Power Writing Skills for Real Estate Agents, Part 2
Posted on November 29, 2012 by AAR
Part Two: Write to Persuade
About the Series: Real estate agents spend more time writing than ever before, with email dominating modes of communication with clients, banks, other agents and more. Beyond email, agents need writing skills to prepare compelling website text, client handouts and other marketing material. All of this makes writing key to real estate business development in any type of market. Based on the principles of a new book, Before Hitting Send: Power Writing Skills for Real Estate Agents, this series of three articles provides practical how-to writing tips with examples and exercises from scenarios agents face daily.
As a real estate agent, you write to persuade in many contexts: to sell yourself, to defend an idea, to refute an opposing point of view. In order to persuade a reader, you must use evidence to support your point of view, address viewpoints that conflict with yours, and present a strong conclusion. Follow the tips outlined below to create a logical argument, using facts and evidence to persuade.
Tip #1: Focus on the purpose of your argument.
What is your goal? What do you hope to accomplish? Why is it important? What will adopting your point of view achieve? With the answers to these questions in mind, you will create a more persuasive message.
Tip #2: Identify your reader(s).
Who are you trying to convince? Do you know this audience? What do you know about him, her or them? Target the message to the reader’s unique issues and concerns.
Tip #3: Get the reader’s attention.
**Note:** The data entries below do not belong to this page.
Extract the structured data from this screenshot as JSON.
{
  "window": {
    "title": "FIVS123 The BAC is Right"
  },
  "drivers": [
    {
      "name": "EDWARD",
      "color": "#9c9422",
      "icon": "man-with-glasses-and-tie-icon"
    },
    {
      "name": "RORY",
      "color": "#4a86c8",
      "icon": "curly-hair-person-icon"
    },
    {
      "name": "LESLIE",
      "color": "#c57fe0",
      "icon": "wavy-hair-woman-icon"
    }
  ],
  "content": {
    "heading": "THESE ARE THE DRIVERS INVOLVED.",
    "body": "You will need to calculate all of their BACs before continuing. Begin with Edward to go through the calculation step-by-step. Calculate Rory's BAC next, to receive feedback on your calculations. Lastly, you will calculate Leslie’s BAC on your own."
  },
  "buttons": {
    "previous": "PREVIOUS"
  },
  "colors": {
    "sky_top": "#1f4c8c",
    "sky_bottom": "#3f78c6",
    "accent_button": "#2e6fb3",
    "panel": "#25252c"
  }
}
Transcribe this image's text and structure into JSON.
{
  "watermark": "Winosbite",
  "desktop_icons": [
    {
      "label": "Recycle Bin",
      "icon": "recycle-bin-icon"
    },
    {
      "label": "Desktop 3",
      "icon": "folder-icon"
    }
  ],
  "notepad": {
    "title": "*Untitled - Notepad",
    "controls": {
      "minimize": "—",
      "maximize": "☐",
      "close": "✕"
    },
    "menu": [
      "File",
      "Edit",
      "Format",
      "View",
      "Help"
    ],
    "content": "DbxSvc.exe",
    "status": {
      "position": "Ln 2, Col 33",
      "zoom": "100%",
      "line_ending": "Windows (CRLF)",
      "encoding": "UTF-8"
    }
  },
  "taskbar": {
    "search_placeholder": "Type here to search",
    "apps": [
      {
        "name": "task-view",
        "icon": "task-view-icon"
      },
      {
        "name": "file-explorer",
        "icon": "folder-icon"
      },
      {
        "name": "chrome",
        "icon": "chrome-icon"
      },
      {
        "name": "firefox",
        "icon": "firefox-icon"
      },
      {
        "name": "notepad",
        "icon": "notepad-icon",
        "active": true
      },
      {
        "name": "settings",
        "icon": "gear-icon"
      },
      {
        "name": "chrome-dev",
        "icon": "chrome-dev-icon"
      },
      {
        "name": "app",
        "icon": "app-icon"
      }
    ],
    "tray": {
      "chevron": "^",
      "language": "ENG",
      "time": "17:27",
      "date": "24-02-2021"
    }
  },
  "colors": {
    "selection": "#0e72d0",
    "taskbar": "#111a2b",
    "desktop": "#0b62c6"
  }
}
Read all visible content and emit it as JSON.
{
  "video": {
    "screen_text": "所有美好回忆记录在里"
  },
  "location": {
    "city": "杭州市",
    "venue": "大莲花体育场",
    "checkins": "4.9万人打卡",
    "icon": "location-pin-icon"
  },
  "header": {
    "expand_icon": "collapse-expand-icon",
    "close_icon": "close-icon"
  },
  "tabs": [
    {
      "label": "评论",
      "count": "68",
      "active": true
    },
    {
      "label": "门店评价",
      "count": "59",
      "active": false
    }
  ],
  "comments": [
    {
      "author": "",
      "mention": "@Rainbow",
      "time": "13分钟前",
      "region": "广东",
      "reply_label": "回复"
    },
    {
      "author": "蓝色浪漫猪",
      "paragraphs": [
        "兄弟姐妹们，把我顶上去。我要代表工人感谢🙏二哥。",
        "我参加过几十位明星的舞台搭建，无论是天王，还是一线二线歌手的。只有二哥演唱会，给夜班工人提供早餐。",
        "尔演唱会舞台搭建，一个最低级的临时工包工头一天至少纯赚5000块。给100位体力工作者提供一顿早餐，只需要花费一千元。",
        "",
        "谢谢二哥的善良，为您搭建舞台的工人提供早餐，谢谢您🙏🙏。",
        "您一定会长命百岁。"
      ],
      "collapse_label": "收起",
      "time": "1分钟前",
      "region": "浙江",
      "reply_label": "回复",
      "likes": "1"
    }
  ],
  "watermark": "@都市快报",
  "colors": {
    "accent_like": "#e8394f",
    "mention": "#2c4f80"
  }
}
The best way to get a reader’s attention is by focusing your argument specifically toward him or her. Show the reader how an issue, problem or situation affects him or her. To spur the reader to act, focus on that reader’s hot points –the issues that you know move him or her to pay attention and take action. What are the hot-button issues that have either been articulated by the reader or that you anticipate he or she will respond with when reading your message? Prepare for these and address them in the initial message.
Tip #4: Resolve the issue.
Resolve the issue, problem or situation with your argument. Explain what your plan or solution will accomplish. Show how the reader will benefit.
Tip #5: Marshall the evidence in support of your argument.
After collecting your evidence, set it out in an organized, easy-to-read format. The opening sentence should introduce your argument or the point you are trying to make. Next, state the evidence that supports the argument. Each of these reasons will become the topic sentence for each paragraph in the body of the message. Use reliable facts to support the argument and avoid emotionally charged language or punctuation. Typing in all caps followed by a half dozen exclamation marks is not an effective “technique” for convincing a reader that your point of view is the right one.
Tip #6: Respond to the reader’s concerns; don’t ignore them.
Respond to these concerns, state why they are not valid and articulate why your point of view is correct.
Tip #7: Avoid turning the message into an “I” versus “You” message.
A reader is not likely to be persuaded to change his viewpoint if he feels you are blaming him for an issue, talking down to him or dismissing his viewpoint without proper consideration.
Tip #8: Encourage the reader to adopt your solution.
A simple and effective way to close the message is to say, “For all of the foregoing reasons, I encourage you to….” Or: “For all of these reasons, I encourage you to….”
© Kaplan Inc. All Rights Reserved.
PUT YOUR NEW SKILLS TO WORK WITH THIS EXERCISE
Attached are the recent comps showing the market shift and demonstrating that we are now priced TOO HIGH!!!! We are chasing the market downward now. Do you want this to turn into a short sale????! We have been on the market six months and have received zero offers. Last week we didn’t even have one showing. Buyers educate themselves by viewing many homes. They know what is a fair price. If your home is not competitive in value with those they have seen it will not sell. I know a price reduction will cut your profit on this property to almost nothing but you need to listen to me. Lower the price NOW to $322,000 – $349,000. I know what I’m doing. Who is the real estate expert here –me or you? Please just let me do my job!! Attached are some additional comps. Call me.
The exercise can be written in a number of different ways. This key provides just one example.
I understand your opposition to a price decrease and appreciate your frustration in walking from the sale of this “investment property” with virtually no equity.
For a variety of reasons, however, it is imperative that we lower the price on 678 Oxford Lane. First, we have been on the market for six months and have not received a single offer. Second, last week, in spite of my team’s vigorous marketing efforts, we didn’t have even one showing. Buyers educate themselves by viewing many homes and they know what constitutes a fair price and what is not a fair price. If your price is not competitive in value with other homes those buyers have seen, your home will not sell.
My concern is that without an immediate price reduction, you will be chasing the market downward and you will end up in a short sale situation. You don’t want that to happen and neither do I. Please review the attached comps. They reflect the market shift and demonstrate that 678 Oxford Lane is currently priced too high. By lowering the price immediately, to a range of $322,000 to $349,000, you will instantly attract buyers to the property, thus accomplishing your goal of getting out of this property and on to new opportunities.
As always, I am happy to discuss this with you further. Please consider my points and give me a call at your convenience.